Instructions for the task: Every line below is to be copied exactly, with the pictures left out.

Dataset records:
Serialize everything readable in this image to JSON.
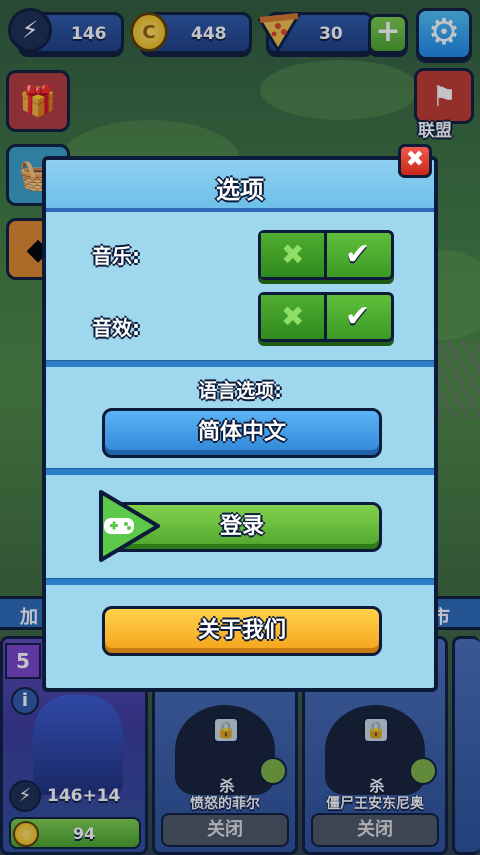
{
  "hud": {
    "energy": "146",
    "coins": "448",
    "pizza": "30",
    "energy_icon": "lightning-icon",
    "coin_icon": "coin-icon",
    "pizza_icon": "pizza-icon",
    "plus_label": "+",
    "settings_icon": "gear-icon"
  },
  "side": {
    "league_label": "联盟"
  },
  "modal": {
    "title": "选项",
    "music_label": "音乐:",
    "sound_label": "音效:",
    "music_on": true,
    "sound_on": true,
    "language_heading": "语言选项:",
    "language_value": "简体中文",
    "login_label": "登录",
    "about_label": "关于我们",
    "close_label": "✖"
  },
  "bottom": {
    "left_tab": "加",
    "right_tab": "市",
    "hero_level": "5",
    "hero_energy": "146+14",
    "hero_cost": "94",
    "cards": [
      {
        "kill_label": "杀",
        "name": "愤怒的菲尔",
        "button": "关闭"
      },
      {
        "kill_label": "杀",
        "name": "僵尸王安东尼奥",
        "button": "关闭"
      }
    ]
  },
  "colors": {
    "panel": "#9fd7ee",
    "outline": "#0d1b3a",
    "blue_button": "#2f86d6",
    "green_button": "#4ea42c",
    "orange_button": "#f4a21a",
    "close_red": "#c9281a"
  }
}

Written answer:
Serialize everything readable in this image to JSON.
{
  "hud": {
    "energy": "146",
    "coins": "448",
    "pizza": "30",
    "energy_icon": "lightning-icon",
    "coin_icon": "coin-icon",
    "pizza_icon": "pizza-icon",
    "plus_label": "+",
    "settings_icon": "gear-icon"
  },
  "side": {
    "league_label": "联盟"
  },
  "modal": {
    "title": "选项",
    "music_label": "音乐:",
    "sound_label": "音效:",
    "music_on": true,
    "sound_on": true,
    "language_heading": "语言选项:",
    "language_value": "简体中文",
    "login_label": "登录",
    "about_label": "关于我们",
    "close_label": "✖"
  },
  "bottom": {
    "left_tab": "加",
    "right_tab": "市",
    "hero_level": "5",
    "hero_energy": "146+14",
    "hero_cost": "94",
    "cards": [
      {
        "kill_label": "杀",
        "name": "愤怒的菲尔",
        "button": "关闭"
      },
      {
        "kill_label": "杀",
        "name": "僵尸王安东尼奥",
        "button": "关闭"
      }
    ]
  },
  "colors": {
    "panel": "#9fd7ee",
    "outline": "#0d1b3a",
    "blue_button": "#2f86d6",
    "green_button": "#4ea42c",
    "orange_button": "#f4a21a",
    "close_red": "#c9281a"
  }
}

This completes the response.